▶ Problem to solve
The full set of entries below needs to be written out exactly.

▶ Data in this exercise
::::::

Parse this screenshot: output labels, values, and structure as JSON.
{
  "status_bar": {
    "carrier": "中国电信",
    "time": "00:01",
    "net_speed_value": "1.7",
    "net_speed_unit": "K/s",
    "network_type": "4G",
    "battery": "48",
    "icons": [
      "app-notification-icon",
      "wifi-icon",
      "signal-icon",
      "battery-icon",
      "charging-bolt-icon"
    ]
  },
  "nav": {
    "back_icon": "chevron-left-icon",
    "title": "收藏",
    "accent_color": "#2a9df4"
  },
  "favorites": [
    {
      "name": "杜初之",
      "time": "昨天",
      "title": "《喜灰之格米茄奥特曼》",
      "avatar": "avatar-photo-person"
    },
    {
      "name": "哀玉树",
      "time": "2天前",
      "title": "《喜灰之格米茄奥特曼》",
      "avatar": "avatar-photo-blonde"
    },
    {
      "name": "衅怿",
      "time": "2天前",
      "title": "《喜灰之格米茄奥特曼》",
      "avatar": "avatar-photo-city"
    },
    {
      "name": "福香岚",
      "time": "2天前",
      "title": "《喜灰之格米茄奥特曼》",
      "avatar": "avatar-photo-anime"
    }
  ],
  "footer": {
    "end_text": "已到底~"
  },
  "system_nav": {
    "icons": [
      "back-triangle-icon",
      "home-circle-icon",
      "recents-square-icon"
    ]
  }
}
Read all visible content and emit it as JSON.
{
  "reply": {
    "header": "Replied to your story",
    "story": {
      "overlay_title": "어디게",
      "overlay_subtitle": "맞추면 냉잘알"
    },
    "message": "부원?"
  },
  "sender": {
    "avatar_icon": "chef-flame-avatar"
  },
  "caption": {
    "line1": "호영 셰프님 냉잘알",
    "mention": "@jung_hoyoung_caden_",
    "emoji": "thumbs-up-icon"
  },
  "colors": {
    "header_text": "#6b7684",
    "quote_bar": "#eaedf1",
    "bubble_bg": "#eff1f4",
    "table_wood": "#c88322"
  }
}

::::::

▶ Answer to the problem
Parse this screenshot: output labels, values, and structure as JSON.
{
  "status_bar": {
    "carrier": "中国电信",
    "time": "00:01",
    "net_speed_value": "1.7",
    "net_speed_unit": "K/s",
    "network_type": "4G",
    "battery": "48",
    "icons": [
      "app-notification-icon",
      "wifi-icon",
      "signal-icon",
      "battery-icon",
      "charging-bolt-icon"
    ]
  },
  "nav": {
    "back_icon": "chevron-left-icon",
    "title": "收藏",
    "accent_color": "#2a9df4"
  },
  "favorites": [
    {
      "name": "杜初之",
      "time": "昨天",
      "title": "《喜灰之格米茄奥特曼》",
      "avatar": "avatar-photo-person"
    },
    {
      "name": "哀玉树",
      "time": "2天前",
      "title": "《喜灰之格米茄奥特曼》",
      "avatar": "avatar-photo-blonde"
    },
    {
      "name": "衅怿",
      "time": "2天前",
      "title": "《喜灰之格米茄奥特曼》",
      "avatar": "avatar-photo-city"
    },
    {
      "name": "福香岚",
      "time": "2天前",
      "title": "《喜灰之格米茄奥特曼》",
      "avatar": "avatar-photo-anime"
    }
  ],
  "footer": {
    "end_text": "已到底~"
  },
  "system_nav": {
    "icons": [
      "back-triangle-icon",
      "home-circle-icon",
      "recents-square-icon"
    ]
  }
}
Read all visible content and emit it as JSON.
{
  "reply": {
    "header": "Replied to your story",
    "story": {
      "overlay_title": "어디게",
      "overlay_subtitle": "맞추면 냉잘알"
    },
    "message": "부원?"
  },
  "sender": {
    "avatar_icon": "chef-flame-avatar"
  },
  "caption": {
    "line1": "호영 셰프님 냉잘알",
    "mention": "@jung_hoyoung_caden_",
    "emoji": "thumbs-up-icon"
  },
  "colors": {
    "header_text": "#6b7684",
    "quote_bar": "#eaedf1",
    "bubble_bg": "#eff1f4",
    "table_wood": "#c88322"
  }
}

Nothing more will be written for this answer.